“We can see that the decisions made now will affect whatever happens not just in the near future, but over the next 10,000 years and beyond,” Earle said. “Armed with knowledge, we can make choices about where we go from this point onward.”
“One of the biggest things that we’ve decided to do as a global community is to seek to have collective action,” Pershing said, discussing the importance of international climate agreements.
Faculty speakers at the Summit included Joanna Lewis, associate professor of Science, Technology, and International Affairs (STIA), Sonal Shah, professor of practice and executive director of Georgetown’s Beeck Center for Social Impact and Innovation, and Monica Medina, deputy director of the Environment Program at the Walton Family Foundation.
The Summit focused on four key components of ocean sustainability: climate, sustainable fisheries, marine pollution, and marine protected areas. A common theme reflected throughout the Summit was the impact of human activity, such as marine pollution and illegal fishing, and the need to protect the ocean and its finite resources.
SFS graduate student Andrew Ireland (MSFS’18) participated in the summit and left it feeling more informed about potential solutions.
“The biggest takeaway for me was how new technologies are being used to enhance our understanding of the changes the oceans are undergoing,” Ireland said. “I learned about a variety of innovative solutions, from the Global Fishing Watch network to the SMAP satellite, that will allow the global community to take better informed and more impactful actions to maintain the long-term stability of marine ecosystems.”
International Environmental Policy Leaders Close Summit
The conference closed with an event open to the entire Georgetown community. Secretary Kerry joined actor and environmentalist Adrian Grenier for a discussion on ocean sustainability, moderated by Dean Hellman. This followed a panel of international policy leaders, including Segolene Royal, President of the COP 21 and Minister for Environment, Energy and Marine Affairs of France; Susana Malcorra, Minister of Foreign Affairs and Worship of Argentina; Isabella Lövin, Deputy Prime Minister and Minister for International Development Cooperation and Climate of Sweden; and Isabel Saint Malo, the Vice President and Minister of Foreign Affairs of Panama.

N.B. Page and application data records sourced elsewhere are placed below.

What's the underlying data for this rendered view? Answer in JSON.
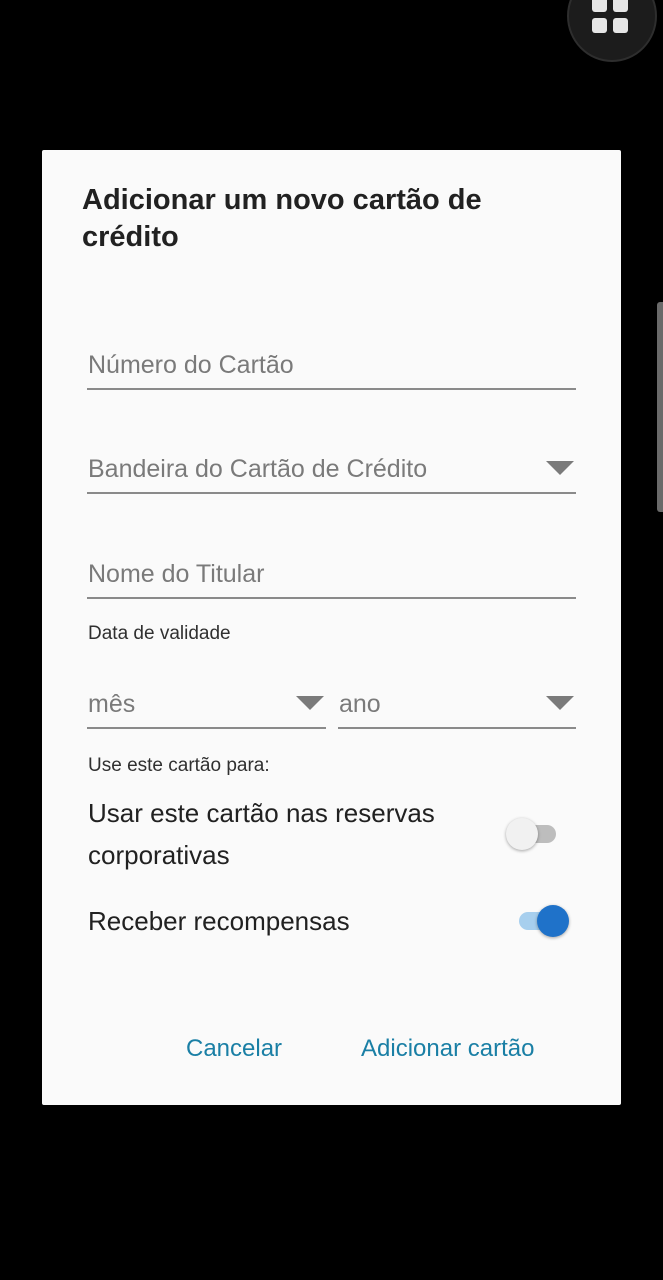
{
  "app_grid_button": {
    "icon": "grid-icon"
  },
  "dialog": {
    "title": "Adicionar um novo cartão de crédito",
    "fields": {
      "card_number": {
        "placeholder": "Número do Cartão"
      },
      "card_brand": {
        "placeholder": "Bandeira do Cartão de Crédito"
      },
      "holder_name": {
        "placeholder": "Nome do Titular"
      }
    },
    "expiry": {
      "label": "Data de validade",
      "month_placeholder": "mês",
      "year_placeholder": "ano"
    },
    "usage": {
      "label": "Use este cartão para:",
      "corporate": {
        "label": "Usar este cartão nas reservas corporativas",
        "enabled": false
      },
      "rewards": {
        "label": "Receber recompensas",
        "enabled": true
      }
    },
    "buttons": {
      "cancel": "Cancelar",
      "add": "Adicionar cartão"
    }
  },
  "colors": {
    "accent": "#1a7fa5",
    "switch_on_thumb": "#1f72c9",
    "switch_on_track": "#a7cfee",
    "switch_off_thumb": "#f1f1f1",
    "switch_off_track": "#bdbdbd"
  }
}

Kerry stressed the gravity of the effects of climate change on our oceans.
“The problem is that we’re in a race against time,” Kerry said. “That’s what science tells us – not politics, not hyperbole, not surmise – but facts. And you all remember the old saying; everybody is entitled to their own opinion, but they’re not entitled to their own facts.”
Grenier expanded on this issue, even drawing from his past experience with the HBO series “Entourage.”
“I spent eight years on a show that promoted conspicuous consumption and immediate gratification without any long-term consequences,” Grenier said. “Of course, in the reality of television, there are no consequences; but in the real world, there are. So I think we need to start thinking long-term, not in quarters and years, but recognize how our behavior will affect our children in the future.”
Over the course of two days, the Our Ocean Summit inspired attendees with renewed confidence in their own ability to make an impact, and greater hope in the potential for positive change.
“I left the summit feeling more optimistic about the ocean’s prospects going forward,” MSFS student Ireland said. “The ocean is so huge, and the drivers of its decline so ubiquitous, that it’s easy to think that there is no way to prevent and reverse that decline. But through hearing from the different speakers at the summit about the financial commitments many countries are making to address these problems, I have more hope that sufficient action is being taken to keep the oceans healthy and maintain the myriad benefits it provides to humanity.”
To read more about the Oceans Summit, explore the links below.